Over the winter break I was back in Austin, catching up with grad school friends and reveling in a week’s worth of breakfast tacos. Part of this week included a trip to the Alamo Drafthouse to see Rogue One, because we all know work/life balance is important. For the uninitiated, the Drafthouse is a magical movie theater where you can view new movies while eating and drinking. They’re famous for their all-day Lord of the Rings marathon, complete with second breakfast and elevenses. So I was pretty excited to see what themed food and beverages the theater managed to create using inspiration from the Star Wars cannon. Remember how I said work/life balance is important? Well it is, but sometimes I have trouble switching off. Continue reading
Do you like cannibalism? As a topic, obviously, not a personal preference. Of course you do! If research travels will take you to England this summer (or if you reside in the UK or nearby), please consider submitting a proposal for a conference I’m organizing at the University of Southampton this June. Continue reading
Today’s guest post come from Maya Rook, a writer and artist living in Brooklyn, New York. She is pursuing her PhD in American Cultural History at Drew University. Collaborating on The Tower has inspired her to write her dissertation about the Donner Party. If she were to eat a piece of human flesh, it would likely be from the belly or rear—braised until the meat is tender and then broiled so the skin reaches crispy perfection. Check out her food blog and personal website.

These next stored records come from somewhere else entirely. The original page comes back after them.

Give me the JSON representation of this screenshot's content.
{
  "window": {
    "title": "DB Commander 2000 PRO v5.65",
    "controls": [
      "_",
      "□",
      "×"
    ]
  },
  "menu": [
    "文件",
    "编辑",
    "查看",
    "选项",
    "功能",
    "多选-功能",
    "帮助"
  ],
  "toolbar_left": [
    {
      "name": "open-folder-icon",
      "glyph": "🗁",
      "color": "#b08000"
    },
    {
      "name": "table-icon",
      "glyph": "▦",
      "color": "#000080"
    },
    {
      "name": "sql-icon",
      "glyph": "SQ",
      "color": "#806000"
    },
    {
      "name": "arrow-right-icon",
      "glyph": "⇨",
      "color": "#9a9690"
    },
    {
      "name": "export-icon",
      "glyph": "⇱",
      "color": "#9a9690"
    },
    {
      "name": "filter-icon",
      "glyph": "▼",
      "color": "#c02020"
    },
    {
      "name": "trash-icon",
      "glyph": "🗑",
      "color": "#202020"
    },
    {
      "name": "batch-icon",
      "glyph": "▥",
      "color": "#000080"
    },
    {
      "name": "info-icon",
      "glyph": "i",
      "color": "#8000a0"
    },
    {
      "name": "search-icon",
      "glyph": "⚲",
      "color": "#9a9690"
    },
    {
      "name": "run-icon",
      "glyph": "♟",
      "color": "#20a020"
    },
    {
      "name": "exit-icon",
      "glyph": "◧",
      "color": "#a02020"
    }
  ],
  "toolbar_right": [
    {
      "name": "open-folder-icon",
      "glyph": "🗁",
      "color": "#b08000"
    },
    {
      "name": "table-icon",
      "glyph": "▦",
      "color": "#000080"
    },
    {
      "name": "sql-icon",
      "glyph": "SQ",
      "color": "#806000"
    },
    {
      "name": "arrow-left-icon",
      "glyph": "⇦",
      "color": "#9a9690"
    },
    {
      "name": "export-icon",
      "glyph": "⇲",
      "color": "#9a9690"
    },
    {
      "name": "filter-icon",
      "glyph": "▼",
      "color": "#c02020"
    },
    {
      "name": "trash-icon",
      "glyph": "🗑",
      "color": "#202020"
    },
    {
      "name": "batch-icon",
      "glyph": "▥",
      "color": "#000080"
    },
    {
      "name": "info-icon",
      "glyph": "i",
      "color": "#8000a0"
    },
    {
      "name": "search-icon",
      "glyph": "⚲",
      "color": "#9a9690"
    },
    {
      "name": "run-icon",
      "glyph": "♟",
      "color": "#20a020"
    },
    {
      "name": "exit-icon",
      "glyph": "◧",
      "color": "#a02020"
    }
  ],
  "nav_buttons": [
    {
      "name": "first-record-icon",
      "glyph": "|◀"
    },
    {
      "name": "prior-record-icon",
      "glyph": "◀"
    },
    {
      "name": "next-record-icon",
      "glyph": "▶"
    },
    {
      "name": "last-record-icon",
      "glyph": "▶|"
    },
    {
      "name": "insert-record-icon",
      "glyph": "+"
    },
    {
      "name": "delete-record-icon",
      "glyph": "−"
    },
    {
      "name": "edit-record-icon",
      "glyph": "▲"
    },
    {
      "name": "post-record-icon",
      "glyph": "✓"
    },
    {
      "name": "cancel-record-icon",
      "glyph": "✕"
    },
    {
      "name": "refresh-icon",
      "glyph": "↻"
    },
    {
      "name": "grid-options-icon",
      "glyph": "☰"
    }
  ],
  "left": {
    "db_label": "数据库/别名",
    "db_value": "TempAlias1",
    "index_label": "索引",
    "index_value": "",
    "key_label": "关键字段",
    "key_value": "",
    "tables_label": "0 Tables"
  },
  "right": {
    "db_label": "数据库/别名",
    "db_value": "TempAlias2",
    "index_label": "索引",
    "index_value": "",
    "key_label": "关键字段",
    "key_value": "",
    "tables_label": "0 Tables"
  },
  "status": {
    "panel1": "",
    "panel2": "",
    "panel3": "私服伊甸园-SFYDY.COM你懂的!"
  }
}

Just over a year ago, I was at a celebration with friends and overheard someone talking about the Donner Party. My interest was piqued, as it isn’t everyday you hear people casually chatting about this group of California emigrants who resorted to cannibalism during the winter of 1846-47. I’d always been fascinated by the topic and was soon deep in a conversation with Adam Scott Mazer about his plans to write a play called The Tower based on the history and mythology of the Donner Party. Strangely enough, I’d recently wanted to get involved in theater but didn’t know how, so the timing seemed quite auspicious. When Adam discovered I was a PhD student in American Cultural History we decided to work together on the project and I was brought on board as the dramaturg. Continue reading
I have some initial thoughts on new reports of cannibalism at Jamestown, so I’ve cross-posted them from my personal blog.
So, funny story. When I first submitted my article on cannibalism and the Starving Time at Jamestown to the William and Mary Quarterly, the piece strongly argued against any occurrence of cannibalism. When I got my readers’ reports back, Editor Chris Grasso pointed out that I didn’t really have the evidence to convincingly make that claim. He said that he’d accept the article only if I agreed to temper the argument—which was really fine with me because the main point of the essay was to ask why the stories of cannibalism mattered, not to argue for or against the existence of cannibalism in colonial Virginia. Continue reading